Born in London on 10 September in 1713, John Turbeville Needham was a Roman Catholic priest. He was one of four children to John Needham, a barrister and Martha Lucas. His father died when John was a child and young John became a Franciscan. John studied at the English College at Douai in northern France from 1722 to 1736. He was ordained in 1738, however he preferred to spend his time as a teacher and tutor.
From 1736 Needham taught at a college in Cambrai, France and in 1740 he moved to England as an assistant master to a Catholic school near at Twyford, Winchester.

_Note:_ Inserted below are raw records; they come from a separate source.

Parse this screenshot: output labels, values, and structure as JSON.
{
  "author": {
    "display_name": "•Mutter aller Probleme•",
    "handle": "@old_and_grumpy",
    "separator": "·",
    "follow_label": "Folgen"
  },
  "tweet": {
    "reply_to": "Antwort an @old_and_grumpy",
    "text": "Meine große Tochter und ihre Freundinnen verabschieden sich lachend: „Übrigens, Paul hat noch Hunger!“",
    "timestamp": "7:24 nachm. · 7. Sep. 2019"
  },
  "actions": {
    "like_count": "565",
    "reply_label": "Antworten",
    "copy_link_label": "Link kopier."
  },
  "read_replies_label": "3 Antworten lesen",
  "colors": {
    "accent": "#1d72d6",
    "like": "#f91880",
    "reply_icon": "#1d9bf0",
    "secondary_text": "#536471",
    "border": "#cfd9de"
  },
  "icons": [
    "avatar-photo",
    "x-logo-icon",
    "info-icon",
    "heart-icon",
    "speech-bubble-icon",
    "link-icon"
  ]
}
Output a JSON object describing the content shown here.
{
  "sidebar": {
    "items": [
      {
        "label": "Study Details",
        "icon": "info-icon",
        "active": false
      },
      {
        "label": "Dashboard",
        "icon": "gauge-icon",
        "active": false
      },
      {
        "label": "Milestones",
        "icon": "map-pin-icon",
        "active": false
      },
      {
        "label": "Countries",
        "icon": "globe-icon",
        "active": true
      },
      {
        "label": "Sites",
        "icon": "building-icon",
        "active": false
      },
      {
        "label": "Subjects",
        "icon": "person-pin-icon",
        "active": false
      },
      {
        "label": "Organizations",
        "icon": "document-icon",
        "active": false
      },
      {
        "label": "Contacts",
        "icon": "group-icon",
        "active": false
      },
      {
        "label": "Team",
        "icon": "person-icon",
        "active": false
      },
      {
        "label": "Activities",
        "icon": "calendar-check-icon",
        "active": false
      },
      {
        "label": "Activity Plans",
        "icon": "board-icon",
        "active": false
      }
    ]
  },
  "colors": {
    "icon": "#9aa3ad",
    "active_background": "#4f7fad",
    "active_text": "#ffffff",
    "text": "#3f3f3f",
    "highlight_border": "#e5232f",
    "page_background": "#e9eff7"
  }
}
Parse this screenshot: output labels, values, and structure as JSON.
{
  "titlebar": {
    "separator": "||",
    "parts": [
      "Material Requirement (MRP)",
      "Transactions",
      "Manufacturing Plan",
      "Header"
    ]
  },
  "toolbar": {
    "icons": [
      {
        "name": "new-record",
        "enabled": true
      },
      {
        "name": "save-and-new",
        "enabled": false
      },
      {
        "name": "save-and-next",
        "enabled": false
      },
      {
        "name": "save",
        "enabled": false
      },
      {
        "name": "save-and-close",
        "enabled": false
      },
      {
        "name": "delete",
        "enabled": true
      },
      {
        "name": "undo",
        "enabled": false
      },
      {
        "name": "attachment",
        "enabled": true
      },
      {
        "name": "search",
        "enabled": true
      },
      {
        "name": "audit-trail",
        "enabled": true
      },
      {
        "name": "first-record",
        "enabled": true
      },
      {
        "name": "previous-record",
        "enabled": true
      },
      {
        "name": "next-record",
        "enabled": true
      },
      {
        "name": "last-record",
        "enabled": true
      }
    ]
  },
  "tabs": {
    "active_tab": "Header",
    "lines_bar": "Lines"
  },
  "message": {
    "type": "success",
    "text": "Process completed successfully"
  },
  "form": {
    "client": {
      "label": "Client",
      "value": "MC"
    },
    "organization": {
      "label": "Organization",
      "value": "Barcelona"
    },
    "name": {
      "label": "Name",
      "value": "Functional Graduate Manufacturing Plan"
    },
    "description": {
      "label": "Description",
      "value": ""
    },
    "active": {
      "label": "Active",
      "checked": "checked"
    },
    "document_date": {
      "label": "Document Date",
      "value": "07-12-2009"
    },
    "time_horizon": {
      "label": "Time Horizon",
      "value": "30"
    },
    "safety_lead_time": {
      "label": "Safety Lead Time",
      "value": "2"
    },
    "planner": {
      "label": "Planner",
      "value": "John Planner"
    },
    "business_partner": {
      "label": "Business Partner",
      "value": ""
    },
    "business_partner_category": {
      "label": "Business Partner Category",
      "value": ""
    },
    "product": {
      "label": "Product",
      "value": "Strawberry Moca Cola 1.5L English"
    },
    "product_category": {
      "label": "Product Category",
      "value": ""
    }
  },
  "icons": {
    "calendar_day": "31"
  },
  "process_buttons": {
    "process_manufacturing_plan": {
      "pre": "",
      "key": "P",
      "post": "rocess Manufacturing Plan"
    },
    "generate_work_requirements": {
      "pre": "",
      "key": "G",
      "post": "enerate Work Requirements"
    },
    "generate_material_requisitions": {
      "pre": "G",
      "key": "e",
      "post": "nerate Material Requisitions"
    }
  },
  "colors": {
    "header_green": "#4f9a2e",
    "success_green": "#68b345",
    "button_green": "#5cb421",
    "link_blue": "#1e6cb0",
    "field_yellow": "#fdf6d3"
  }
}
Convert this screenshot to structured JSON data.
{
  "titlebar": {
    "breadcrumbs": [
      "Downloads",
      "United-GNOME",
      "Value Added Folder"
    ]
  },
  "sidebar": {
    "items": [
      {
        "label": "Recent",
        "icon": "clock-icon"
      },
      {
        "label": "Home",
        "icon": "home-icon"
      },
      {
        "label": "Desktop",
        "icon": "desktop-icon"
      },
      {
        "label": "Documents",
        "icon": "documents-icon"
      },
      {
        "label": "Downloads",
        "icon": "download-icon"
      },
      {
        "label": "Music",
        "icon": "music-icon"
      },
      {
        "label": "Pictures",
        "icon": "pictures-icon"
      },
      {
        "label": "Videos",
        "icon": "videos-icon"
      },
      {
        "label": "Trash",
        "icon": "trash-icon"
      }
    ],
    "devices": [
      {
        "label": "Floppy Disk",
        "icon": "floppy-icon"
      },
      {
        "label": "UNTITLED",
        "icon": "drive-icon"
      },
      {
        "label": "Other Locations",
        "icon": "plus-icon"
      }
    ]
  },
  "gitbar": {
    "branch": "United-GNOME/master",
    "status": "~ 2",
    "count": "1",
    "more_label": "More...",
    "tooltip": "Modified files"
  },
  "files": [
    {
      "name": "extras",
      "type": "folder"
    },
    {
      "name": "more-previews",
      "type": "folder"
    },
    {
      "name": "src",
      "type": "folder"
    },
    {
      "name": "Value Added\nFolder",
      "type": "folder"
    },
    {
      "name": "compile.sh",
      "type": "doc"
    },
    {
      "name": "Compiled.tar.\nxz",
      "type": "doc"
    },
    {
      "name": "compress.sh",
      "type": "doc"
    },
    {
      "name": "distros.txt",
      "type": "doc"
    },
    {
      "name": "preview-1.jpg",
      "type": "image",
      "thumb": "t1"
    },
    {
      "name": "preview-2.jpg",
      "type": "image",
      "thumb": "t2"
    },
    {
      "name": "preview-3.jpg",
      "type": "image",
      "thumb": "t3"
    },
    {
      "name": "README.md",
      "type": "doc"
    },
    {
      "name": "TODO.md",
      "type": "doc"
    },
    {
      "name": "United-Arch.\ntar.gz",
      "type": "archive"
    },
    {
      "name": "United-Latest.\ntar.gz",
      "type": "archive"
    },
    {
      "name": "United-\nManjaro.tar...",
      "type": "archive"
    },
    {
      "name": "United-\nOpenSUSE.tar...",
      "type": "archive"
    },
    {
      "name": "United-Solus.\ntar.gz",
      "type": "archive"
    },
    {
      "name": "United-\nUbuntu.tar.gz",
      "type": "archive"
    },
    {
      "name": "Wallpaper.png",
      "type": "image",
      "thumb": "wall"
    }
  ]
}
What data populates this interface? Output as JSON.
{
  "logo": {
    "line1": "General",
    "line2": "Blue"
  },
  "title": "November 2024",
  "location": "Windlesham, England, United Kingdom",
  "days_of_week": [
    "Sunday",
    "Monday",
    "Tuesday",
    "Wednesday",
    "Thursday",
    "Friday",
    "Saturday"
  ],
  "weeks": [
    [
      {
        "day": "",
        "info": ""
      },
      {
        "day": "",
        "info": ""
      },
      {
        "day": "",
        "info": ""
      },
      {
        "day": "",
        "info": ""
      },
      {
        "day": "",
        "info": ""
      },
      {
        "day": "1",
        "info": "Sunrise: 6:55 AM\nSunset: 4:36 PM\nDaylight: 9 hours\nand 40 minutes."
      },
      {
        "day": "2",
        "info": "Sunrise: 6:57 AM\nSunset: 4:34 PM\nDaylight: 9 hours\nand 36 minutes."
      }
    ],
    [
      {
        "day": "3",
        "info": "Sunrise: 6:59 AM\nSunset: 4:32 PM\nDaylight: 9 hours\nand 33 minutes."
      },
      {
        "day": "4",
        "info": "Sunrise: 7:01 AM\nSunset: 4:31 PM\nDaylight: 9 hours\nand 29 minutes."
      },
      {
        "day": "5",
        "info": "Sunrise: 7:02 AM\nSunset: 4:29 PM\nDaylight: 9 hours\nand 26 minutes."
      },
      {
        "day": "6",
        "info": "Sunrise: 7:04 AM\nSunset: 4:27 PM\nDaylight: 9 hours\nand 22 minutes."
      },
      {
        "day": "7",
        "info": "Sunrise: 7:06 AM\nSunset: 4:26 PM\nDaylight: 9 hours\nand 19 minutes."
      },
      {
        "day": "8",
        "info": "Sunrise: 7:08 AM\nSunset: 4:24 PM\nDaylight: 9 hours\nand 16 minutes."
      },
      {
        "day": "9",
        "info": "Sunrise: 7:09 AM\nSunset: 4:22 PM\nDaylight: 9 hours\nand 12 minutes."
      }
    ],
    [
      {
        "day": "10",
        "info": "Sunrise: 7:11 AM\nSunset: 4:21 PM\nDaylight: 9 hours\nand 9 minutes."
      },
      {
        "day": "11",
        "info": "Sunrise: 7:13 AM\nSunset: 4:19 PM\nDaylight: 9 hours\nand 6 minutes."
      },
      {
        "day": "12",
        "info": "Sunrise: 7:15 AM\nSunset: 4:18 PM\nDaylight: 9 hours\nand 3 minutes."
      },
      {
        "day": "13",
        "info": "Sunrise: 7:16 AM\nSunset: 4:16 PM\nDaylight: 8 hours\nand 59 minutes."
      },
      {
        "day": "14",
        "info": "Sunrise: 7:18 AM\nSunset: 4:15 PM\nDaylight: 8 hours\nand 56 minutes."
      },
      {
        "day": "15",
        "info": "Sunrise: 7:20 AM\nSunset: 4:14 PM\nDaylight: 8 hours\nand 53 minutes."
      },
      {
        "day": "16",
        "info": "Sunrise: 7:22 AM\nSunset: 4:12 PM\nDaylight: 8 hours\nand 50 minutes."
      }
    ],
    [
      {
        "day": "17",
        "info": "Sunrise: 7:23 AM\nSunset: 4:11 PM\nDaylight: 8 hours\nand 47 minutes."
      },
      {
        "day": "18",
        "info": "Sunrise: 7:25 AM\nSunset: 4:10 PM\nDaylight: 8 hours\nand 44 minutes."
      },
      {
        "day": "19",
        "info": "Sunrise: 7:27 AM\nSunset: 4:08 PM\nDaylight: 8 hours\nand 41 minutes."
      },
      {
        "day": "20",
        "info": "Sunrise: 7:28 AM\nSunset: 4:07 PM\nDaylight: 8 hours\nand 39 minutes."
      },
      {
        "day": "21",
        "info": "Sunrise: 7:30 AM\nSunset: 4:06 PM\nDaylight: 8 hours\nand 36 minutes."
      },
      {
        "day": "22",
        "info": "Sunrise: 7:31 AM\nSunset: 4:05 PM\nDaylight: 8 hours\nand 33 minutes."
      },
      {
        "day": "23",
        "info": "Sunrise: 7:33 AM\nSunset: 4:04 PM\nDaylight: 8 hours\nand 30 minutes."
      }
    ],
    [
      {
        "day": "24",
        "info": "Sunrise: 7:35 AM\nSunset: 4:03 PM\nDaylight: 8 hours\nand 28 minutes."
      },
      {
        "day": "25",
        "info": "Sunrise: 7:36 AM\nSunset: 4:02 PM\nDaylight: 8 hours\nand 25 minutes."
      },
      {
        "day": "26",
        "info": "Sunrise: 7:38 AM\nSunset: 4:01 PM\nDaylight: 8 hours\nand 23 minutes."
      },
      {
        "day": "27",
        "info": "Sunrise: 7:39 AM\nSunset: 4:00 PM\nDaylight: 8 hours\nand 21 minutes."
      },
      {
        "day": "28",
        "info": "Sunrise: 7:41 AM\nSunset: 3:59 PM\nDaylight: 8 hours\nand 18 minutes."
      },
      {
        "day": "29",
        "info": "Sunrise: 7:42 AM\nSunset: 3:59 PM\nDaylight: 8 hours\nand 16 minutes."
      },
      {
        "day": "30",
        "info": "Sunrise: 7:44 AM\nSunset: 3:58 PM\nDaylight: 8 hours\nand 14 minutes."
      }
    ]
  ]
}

He spent a short time teaching in Lisbon in 1744, returning to England in 1745 for health reasons. His microscopic observations of blighted wheat while he was in Twyford and his investigations into the organs of the squid while in Lisbon, were the subjects of his first works.
In 1747 he was elected to the Royal Society of London.
Needham became a tutor to several young catholic men on their “grand tours” from 1751 to 1767 and his travels included France, Switzerland and Italy.
In 1767 he retired to St Gregory’s College in Paris and became director of the Brussels Academy (Académie impériale et royale des Sciences et Belles-Lettres de Bruxelles) in 1773, a position he held until 1780.
Contributions and Achievements:
Needham’s microscopic observations were published in “An Account of some New Microscopical Discoveries” in 1745 and further studies were recorded in detail his work “Observations upon the generation, composition and decomposition of animal and vegetable substances” in 1749.
Needham established from his observations that micro-organisms do not grow from eggs and proposed a theory of spontaneous generation whereby living organisms develop from non-living matter at the microscopic level.
He carried out microscopic observations with the comte de Buffon in 1748. Needham later conducted a learned correspondence with naturalist Charles Bonnet and biologist Lazzaro Spallanzani on the issue of generation.
He faced harsh criticism from Voltaire, because he had tried to establish that tiny microscopic animals, or “anguilles” in his own words, can be developed spontaneously by natural forces in a sealed container. Voltaire, who firmly believed in pre-existing germs, thought that Needham’s ideas could possibly create much controversy as they appeared to endorse materialism and atheism.
Needham also made important contributions to botany and explained the mechanics of pollen.
Later Life and Death:
John Needham died on December 30, 1781. He was 68 years old.